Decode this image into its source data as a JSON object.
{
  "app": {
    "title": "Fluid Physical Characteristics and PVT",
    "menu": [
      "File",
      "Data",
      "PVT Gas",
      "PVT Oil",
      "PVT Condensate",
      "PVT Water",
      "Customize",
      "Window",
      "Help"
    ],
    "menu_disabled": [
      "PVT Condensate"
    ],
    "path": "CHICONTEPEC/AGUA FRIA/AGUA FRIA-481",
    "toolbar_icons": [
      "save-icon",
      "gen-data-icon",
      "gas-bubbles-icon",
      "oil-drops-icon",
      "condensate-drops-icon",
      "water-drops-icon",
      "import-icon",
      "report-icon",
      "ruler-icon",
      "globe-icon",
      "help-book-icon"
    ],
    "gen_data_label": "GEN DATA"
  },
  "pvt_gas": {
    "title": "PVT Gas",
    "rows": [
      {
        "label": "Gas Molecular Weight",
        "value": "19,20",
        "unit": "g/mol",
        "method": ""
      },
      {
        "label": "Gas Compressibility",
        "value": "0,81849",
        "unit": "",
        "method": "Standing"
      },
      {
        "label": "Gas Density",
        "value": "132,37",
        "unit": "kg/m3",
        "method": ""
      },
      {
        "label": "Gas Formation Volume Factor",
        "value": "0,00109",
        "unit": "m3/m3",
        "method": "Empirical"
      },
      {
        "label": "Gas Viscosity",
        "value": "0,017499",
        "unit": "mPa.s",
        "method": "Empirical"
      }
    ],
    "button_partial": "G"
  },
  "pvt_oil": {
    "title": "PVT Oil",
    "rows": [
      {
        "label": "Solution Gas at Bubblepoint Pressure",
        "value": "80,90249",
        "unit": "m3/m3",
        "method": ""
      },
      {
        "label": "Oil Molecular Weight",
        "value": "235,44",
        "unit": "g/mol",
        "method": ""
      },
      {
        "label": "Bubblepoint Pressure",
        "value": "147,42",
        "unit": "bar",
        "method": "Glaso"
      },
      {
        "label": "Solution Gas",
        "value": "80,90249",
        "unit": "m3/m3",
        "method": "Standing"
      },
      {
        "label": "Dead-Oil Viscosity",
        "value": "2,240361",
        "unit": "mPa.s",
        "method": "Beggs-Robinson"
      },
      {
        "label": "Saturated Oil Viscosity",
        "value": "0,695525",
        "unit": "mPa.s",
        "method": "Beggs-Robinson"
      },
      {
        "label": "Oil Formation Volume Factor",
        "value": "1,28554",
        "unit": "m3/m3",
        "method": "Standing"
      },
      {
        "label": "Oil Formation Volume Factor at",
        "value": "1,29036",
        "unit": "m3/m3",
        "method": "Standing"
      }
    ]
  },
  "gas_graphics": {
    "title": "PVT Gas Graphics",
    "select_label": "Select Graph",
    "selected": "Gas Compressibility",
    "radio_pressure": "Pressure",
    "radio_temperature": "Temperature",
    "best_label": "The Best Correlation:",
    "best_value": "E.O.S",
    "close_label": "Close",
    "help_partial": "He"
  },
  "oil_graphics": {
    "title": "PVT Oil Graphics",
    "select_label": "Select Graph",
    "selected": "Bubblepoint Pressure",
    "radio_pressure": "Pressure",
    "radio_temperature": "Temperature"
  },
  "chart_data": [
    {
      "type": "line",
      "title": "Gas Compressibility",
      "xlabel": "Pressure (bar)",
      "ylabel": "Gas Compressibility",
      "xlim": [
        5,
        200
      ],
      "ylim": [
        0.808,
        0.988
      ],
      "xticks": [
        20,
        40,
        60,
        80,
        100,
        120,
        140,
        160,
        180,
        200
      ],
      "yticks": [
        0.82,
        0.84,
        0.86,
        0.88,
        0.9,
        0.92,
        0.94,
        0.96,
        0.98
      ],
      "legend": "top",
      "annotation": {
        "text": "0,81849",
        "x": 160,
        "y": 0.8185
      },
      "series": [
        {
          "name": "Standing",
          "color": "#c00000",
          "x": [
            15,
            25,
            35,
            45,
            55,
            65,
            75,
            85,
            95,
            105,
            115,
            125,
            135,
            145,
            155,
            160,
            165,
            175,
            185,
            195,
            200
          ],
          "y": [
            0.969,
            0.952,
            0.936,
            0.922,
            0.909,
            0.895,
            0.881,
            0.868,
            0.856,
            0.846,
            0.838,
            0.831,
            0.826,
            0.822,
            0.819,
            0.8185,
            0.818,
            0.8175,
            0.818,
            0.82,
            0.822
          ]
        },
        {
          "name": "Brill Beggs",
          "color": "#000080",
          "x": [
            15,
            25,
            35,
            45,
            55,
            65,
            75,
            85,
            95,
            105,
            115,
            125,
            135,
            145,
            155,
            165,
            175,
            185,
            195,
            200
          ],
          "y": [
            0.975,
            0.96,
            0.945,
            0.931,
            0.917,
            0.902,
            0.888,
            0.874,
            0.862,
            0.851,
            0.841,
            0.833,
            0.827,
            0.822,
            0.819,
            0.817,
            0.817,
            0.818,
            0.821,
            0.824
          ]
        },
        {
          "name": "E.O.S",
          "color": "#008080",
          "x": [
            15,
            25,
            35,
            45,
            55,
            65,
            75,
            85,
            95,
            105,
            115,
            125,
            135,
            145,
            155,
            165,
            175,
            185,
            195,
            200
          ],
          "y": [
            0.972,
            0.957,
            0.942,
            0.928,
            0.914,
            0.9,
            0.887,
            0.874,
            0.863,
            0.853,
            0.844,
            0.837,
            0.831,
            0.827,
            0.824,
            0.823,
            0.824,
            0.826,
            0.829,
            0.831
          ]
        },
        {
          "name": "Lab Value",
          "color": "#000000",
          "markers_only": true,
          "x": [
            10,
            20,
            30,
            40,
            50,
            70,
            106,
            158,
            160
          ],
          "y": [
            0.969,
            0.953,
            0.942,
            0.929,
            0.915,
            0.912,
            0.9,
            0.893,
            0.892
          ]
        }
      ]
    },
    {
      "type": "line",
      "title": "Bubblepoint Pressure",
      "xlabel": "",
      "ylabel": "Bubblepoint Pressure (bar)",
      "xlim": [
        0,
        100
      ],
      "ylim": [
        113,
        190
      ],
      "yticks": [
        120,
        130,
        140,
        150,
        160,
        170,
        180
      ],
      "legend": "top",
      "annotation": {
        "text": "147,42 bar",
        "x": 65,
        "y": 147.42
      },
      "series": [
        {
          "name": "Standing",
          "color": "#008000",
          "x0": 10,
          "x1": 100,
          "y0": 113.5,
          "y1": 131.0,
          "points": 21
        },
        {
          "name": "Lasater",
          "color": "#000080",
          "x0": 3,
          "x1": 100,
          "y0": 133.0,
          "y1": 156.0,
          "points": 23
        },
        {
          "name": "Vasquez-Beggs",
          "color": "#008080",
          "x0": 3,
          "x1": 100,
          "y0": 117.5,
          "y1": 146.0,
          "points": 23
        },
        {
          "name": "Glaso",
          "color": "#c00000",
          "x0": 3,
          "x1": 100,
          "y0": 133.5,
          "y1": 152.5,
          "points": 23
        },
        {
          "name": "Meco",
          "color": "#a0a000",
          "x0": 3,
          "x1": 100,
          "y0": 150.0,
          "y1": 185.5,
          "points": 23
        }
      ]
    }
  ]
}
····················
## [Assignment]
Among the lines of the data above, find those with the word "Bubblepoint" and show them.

## [Your response]
        "label": "Solution Gas at Bubblepoint Pressure",
        "label": "Bubblepoint Pressure",
    "selected": "Bubblepoint Pressure",
      "title": "Bubblepoint Pressure",
      "ylabel": "Bubblepoint Pressure (bar)",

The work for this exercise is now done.